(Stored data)
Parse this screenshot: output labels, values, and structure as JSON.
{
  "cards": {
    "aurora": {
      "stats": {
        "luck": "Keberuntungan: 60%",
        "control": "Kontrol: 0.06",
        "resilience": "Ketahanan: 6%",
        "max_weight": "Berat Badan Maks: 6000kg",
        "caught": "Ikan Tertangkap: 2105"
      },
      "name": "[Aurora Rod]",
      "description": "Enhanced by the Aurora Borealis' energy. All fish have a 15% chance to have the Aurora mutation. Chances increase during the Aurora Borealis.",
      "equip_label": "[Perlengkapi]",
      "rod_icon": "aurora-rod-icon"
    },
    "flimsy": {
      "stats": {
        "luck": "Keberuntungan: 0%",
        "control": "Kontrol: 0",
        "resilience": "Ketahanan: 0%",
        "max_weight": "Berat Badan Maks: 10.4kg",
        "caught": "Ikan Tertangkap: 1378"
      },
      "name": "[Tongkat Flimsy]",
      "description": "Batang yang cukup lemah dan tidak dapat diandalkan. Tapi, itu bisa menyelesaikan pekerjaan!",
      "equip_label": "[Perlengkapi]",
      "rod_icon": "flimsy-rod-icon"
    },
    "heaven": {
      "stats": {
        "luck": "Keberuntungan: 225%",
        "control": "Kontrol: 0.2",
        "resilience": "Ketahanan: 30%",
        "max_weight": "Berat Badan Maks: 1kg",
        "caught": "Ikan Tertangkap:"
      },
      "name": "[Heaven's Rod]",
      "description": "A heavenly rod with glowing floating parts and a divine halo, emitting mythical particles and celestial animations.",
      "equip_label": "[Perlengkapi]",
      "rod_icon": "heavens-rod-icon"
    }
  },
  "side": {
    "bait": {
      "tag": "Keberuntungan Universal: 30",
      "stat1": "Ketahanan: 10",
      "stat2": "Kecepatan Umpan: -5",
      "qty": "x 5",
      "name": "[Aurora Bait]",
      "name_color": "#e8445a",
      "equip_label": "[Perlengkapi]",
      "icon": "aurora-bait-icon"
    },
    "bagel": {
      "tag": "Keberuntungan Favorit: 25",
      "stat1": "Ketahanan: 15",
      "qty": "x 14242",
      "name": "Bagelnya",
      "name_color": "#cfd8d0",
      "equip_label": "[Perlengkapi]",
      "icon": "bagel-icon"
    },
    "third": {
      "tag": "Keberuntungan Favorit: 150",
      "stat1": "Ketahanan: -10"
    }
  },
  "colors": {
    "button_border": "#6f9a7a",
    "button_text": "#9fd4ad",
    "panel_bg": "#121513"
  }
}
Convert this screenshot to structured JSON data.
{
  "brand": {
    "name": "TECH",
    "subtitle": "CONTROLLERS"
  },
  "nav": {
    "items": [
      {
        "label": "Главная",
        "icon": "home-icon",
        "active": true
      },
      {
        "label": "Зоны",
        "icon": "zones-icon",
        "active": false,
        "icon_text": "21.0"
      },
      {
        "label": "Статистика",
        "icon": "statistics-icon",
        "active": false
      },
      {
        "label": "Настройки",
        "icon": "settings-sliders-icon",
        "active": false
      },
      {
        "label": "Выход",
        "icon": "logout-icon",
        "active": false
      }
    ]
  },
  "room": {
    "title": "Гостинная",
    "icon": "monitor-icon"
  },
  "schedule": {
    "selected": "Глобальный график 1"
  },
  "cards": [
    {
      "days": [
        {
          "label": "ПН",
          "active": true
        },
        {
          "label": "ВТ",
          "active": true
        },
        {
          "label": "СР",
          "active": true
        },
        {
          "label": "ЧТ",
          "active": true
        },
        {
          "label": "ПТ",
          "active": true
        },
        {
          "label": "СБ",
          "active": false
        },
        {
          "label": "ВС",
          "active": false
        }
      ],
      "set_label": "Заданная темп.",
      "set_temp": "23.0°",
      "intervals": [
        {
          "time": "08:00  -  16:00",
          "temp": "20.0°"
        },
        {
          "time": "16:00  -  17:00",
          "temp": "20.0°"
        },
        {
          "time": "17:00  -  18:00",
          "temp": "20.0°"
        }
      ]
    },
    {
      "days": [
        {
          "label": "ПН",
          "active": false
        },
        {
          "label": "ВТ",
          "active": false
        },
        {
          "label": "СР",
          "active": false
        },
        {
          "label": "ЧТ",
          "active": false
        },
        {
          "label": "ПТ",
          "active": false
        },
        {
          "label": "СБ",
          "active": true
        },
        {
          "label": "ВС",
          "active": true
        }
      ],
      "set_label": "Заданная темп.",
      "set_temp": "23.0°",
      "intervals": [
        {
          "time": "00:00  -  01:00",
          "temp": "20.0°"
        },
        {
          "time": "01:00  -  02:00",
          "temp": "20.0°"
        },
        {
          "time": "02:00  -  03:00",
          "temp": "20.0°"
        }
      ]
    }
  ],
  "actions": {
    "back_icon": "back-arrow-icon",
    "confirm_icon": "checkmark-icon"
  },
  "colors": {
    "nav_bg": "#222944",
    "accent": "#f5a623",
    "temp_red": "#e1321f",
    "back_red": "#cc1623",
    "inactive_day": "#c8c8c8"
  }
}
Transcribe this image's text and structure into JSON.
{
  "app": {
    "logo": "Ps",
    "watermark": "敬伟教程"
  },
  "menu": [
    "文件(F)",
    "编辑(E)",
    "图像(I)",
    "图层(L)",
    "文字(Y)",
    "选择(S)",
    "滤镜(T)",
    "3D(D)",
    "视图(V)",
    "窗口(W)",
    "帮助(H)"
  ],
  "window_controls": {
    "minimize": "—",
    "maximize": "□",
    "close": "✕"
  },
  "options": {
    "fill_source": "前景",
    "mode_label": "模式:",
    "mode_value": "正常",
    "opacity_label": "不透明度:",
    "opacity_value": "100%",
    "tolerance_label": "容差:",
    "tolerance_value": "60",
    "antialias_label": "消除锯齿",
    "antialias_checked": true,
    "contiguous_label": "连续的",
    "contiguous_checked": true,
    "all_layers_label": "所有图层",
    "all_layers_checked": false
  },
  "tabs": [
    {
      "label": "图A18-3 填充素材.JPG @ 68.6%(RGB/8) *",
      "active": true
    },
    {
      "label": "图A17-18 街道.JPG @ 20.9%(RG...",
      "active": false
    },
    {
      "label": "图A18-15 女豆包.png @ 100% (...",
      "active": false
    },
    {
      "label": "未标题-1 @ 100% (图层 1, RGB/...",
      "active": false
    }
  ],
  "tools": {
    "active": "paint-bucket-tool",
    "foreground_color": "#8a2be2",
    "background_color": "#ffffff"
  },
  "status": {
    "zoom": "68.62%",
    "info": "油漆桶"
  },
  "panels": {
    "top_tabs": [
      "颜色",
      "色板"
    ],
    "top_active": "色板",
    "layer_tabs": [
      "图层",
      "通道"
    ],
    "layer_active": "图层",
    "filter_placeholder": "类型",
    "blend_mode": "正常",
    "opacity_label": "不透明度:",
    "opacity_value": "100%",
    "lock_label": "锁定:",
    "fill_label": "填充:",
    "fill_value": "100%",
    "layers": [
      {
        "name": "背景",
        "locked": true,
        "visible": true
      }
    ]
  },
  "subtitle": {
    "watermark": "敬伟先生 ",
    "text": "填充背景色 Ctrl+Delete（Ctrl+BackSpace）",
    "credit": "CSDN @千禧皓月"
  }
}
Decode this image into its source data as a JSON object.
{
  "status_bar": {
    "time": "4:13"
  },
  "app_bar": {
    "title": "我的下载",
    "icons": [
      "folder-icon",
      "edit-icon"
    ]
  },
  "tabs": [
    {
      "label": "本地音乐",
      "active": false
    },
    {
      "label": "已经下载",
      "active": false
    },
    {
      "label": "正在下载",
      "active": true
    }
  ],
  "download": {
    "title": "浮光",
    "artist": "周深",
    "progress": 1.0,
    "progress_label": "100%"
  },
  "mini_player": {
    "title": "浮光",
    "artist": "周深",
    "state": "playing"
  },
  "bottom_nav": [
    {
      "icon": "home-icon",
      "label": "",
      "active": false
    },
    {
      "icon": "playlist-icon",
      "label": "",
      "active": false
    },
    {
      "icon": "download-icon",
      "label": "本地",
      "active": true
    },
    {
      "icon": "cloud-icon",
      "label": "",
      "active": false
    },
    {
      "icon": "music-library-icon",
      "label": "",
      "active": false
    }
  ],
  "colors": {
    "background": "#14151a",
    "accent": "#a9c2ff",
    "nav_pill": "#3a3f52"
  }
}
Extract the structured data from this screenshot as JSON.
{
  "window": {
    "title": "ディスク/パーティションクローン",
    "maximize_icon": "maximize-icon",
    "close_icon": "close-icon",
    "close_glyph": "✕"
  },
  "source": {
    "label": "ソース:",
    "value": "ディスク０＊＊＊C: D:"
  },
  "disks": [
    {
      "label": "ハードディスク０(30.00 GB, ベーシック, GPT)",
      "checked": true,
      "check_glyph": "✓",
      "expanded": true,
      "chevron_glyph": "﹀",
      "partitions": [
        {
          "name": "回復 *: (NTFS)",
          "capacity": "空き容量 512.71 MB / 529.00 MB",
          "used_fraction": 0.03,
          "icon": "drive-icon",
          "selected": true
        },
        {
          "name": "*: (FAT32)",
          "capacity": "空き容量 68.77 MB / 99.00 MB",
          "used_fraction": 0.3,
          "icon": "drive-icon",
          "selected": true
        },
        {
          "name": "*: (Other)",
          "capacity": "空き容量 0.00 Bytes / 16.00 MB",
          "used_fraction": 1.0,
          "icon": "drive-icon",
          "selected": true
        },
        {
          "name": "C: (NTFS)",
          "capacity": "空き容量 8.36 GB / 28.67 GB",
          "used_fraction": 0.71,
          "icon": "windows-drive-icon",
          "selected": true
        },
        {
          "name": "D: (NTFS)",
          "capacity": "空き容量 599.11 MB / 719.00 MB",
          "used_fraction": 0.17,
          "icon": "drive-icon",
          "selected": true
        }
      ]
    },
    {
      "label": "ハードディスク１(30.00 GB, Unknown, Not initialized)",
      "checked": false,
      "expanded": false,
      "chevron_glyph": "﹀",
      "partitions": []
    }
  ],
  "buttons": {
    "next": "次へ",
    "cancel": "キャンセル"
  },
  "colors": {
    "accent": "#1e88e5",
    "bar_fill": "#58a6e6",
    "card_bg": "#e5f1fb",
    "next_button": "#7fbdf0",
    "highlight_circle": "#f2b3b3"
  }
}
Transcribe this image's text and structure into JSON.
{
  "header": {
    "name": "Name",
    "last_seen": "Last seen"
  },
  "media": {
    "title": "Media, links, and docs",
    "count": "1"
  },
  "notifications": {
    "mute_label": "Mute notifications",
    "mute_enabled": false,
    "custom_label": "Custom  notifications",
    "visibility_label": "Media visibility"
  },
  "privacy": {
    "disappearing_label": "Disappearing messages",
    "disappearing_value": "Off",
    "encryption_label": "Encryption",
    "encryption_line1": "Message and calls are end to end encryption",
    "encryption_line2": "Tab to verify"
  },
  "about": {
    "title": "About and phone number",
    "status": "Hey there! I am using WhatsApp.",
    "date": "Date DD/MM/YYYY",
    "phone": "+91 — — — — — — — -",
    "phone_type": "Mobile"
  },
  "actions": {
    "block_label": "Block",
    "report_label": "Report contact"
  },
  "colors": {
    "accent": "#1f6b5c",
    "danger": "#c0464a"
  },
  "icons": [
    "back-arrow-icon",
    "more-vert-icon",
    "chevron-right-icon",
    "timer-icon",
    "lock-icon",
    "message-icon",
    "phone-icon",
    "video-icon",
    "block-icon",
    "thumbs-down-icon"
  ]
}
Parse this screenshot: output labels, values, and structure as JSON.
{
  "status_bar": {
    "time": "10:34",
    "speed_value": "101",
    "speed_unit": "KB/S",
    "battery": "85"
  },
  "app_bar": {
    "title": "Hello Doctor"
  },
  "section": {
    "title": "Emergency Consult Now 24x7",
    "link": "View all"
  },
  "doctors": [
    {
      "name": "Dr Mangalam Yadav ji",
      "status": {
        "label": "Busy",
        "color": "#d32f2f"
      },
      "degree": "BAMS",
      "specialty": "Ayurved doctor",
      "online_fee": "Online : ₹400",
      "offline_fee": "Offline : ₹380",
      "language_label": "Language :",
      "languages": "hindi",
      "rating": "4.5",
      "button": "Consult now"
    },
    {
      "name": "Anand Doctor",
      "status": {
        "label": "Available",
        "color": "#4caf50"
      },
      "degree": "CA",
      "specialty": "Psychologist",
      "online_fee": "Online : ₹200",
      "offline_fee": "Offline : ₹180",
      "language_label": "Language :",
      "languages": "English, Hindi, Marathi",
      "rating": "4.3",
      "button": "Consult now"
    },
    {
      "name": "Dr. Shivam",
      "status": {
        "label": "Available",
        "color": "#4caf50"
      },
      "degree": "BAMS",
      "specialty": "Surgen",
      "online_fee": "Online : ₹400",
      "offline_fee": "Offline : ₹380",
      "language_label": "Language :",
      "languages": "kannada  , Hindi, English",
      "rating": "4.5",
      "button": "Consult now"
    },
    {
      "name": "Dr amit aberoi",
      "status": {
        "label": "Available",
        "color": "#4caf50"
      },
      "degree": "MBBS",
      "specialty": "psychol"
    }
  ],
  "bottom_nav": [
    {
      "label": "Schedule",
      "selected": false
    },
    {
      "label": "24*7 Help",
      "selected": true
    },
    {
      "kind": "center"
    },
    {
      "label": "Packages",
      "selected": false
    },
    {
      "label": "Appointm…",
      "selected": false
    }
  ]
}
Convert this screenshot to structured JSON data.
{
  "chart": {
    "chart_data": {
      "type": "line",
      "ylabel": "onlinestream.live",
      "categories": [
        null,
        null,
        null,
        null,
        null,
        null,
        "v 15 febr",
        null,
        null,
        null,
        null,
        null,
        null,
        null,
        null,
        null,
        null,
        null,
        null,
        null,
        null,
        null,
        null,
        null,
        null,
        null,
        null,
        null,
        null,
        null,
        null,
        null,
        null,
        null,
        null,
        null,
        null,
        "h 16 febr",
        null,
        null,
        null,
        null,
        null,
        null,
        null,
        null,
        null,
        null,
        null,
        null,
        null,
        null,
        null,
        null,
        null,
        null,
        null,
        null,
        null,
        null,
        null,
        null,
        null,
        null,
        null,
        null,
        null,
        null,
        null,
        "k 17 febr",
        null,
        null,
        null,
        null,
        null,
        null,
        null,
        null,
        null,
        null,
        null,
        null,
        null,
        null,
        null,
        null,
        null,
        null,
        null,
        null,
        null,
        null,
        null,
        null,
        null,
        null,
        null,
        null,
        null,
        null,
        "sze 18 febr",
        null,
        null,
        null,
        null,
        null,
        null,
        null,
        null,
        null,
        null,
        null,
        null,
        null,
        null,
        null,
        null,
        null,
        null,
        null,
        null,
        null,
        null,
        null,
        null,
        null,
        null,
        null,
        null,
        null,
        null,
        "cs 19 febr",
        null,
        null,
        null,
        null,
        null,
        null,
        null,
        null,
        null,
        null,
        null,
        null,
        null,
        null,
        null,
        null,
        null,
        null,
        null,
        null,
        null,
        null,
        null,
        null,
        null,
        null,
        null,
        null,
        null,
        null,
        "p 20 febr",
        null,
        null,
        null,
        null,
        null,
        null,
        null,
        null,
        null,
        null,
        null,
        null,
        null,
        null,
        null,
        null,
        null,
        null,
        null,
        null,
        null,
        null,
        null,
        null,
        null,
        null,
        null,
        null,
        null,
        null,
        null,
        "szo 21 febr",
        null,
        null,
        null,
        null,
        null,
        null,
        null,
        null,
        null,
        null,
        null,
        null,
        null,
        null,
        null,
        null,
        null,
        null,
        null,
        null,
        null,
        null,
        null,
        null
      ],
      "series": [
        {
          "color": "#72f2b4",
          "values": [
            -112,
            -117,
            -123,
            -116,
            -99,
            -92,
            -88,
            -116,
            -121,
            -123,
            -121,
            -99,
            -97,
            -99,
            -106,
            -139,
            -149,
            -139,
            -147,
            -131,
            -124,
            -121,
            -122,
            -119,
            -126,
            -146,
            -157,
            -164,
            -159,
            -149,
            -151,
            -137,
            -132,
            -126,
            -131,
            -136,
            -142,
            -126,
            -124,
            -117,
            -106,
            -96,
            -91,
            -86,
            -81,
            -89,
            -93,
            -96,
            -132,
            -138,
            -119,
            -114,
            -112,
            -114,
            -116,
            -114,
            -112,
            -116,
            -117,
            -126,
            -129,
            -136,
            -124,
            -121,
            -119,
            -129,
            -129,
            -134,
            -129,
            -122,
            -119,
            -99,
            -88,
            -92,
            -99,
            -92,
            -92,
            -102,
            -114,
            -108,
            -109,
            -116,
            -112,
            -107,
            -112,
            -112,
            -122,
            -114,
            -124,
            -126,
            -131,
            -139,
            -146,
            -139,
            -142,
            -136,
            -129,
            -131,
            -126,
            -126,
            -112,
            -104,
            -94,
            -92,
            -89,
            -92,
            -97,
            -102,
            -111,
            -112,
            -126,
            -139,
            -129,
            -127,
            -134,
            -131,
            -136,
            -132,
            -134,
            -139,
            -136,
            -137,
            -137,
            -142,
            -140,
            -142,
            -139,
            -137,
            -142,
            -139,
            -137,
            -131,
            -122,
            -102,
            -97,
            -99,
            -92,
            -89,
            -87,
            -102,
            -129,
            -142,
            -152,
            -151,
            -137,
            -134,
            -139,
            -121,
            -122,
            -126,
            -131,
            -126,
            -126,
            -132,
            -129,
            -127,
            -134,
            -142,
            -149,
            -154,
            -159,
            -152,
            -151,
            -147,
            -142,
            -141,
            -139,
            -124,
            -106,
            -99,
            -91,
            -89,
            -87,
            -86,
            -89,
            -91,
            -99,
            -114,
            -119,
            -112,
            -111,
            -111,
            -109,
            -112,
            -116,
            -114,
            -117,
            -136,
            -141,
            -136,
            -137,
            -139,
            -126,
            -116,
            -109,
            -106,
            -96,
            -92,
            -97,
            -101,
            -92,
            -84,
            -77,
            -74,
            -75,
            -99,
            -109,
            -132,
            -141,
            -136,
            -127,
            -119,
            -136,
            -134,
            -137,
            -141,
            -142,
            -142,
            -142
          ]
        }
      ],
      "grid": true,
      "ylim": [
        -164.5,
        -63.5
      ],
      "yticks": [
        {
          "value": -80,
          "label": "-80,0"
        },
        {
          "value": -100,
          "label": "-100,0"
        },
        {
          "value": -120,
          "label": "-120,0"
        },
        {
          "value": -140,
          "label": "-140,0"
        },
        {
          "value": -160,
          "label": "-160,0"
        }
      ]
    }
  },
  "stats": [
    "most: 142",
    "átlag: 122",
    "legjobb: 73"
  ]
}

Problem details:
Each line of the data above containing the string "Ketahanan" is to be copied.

Answer to this exercise:
        "resilience": "Ketahanan: 6%",
        "resilience": "Ketahanan: 0%",
        "resilience": "Ketahanan: 30%",
      "stat1": "Ketahanan: 10",
      "stat1": "Ketahanan: 15",
      "stat1": "Ketahanan: -10"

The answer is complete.